Hewett has been with Oxfam during some of the region's and the world's biggest humanitarian disasters, including the 1999 crisis in Timor, the 2004 Boxing Day tsunami and, lately, the African food crises.
There has been a growing debate about how aid organisations operate, including the threshold question: can they sometimes do more harm than good?
Hewett acknowledges that can be the reality. For example, a few years ago in West Africa sexual abuse of local people by staff of humanitarian agencies was a problem.
''There is a real danger of harm being caused - those who have experienced major humanitarian disasters or crises are frequently traumatised and highly vulnerable,'' says Hewett.
Oxfam, he says, has responded with a Do No Harm approach, and seeks to amplify the voices of the least powerful, such as women, members of ethnic or religious minorities, and indigenous peoples.
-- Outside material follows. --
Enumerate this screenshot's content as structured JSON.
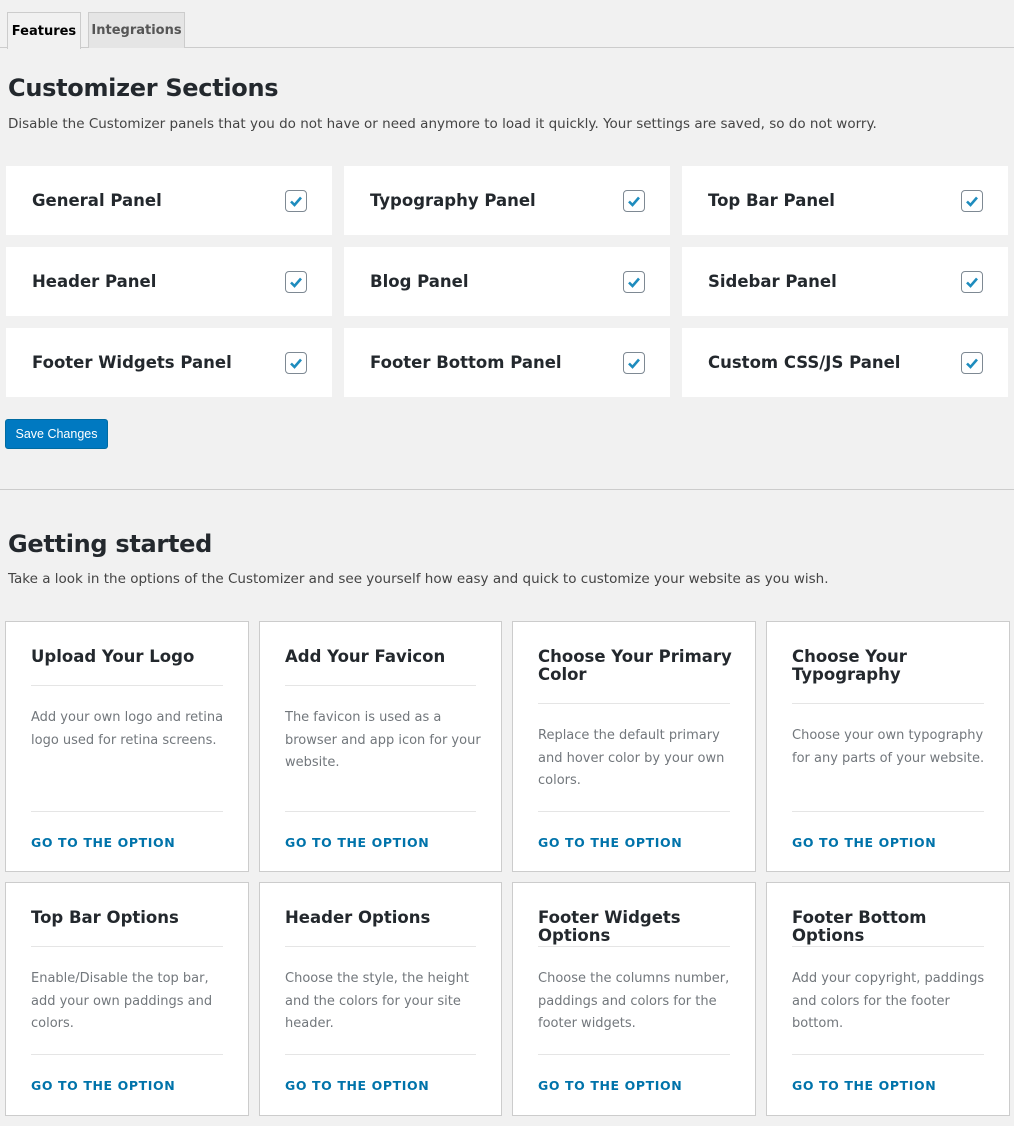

One of the newest and difficult challenges aid organisations face is their involvement in middle-income countries, where the majority of the world's poor live.
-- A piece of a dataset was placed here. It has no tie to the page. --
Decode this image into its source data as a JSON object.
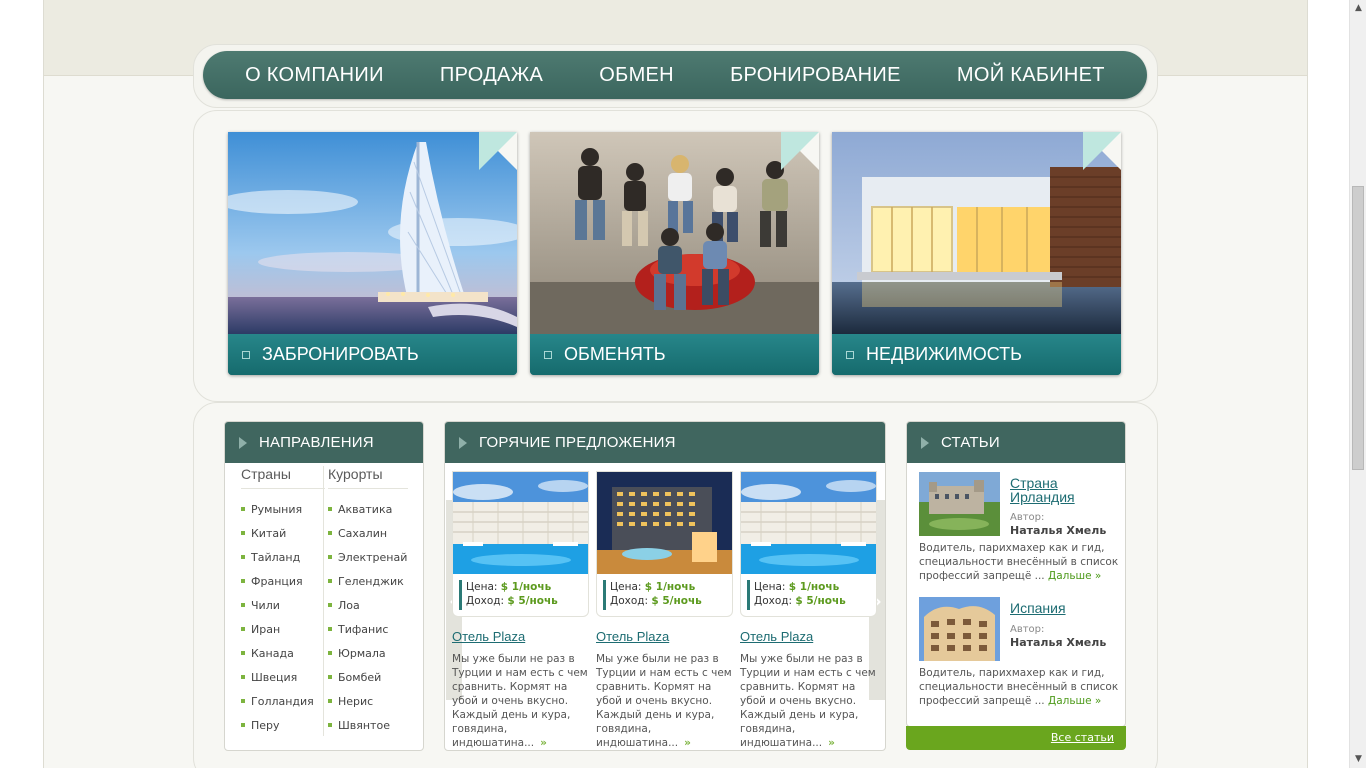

They include nations such as India where 400 million people are still classified as poor.
If the government can provide the services these people need, what role does an aid organisation have?
Hewett has seen the work of a partner group JOSH - the Joint Operation for Self-Help - which is concerned with India meeting the constitutional right to education. ''And they were succeeding. But they didn't provide a single classroom, train a single teacher, provide a textbook, or anything like that.
''What they did was mobilise the community to demand that of government officials and members of parliament and members of councils.''
He went to an open air session where about 250 people, mostly women, were encouraged to put forward their concerns and to develop what was effectively a log of claims for coming council elections.
Overwhelmingly, the log of claims was what they wanted for their daughters: desks, chairs and textbooks but also single-sex toilets at schools. ''Basically, their approach is working.''
While Hewett has headed a big organisation, he is also acutely aware of the critical role played by supporters in the community.
He recently attended a farewell function in Adelaide, where one woman who spoke had been involved with Oxfam for 35 years.
''I know she wasn't alone in that group,'' he says.
''Oxfam supporters are deeply engaged, deeply committed. They will hold you to account. Sometimes that can lead to difficulties, but it's great.
''They own the organisation, and they have a trust, but they also want that trust repaid, and I think that's totally legitimate.''
Shane Green is a senior writer.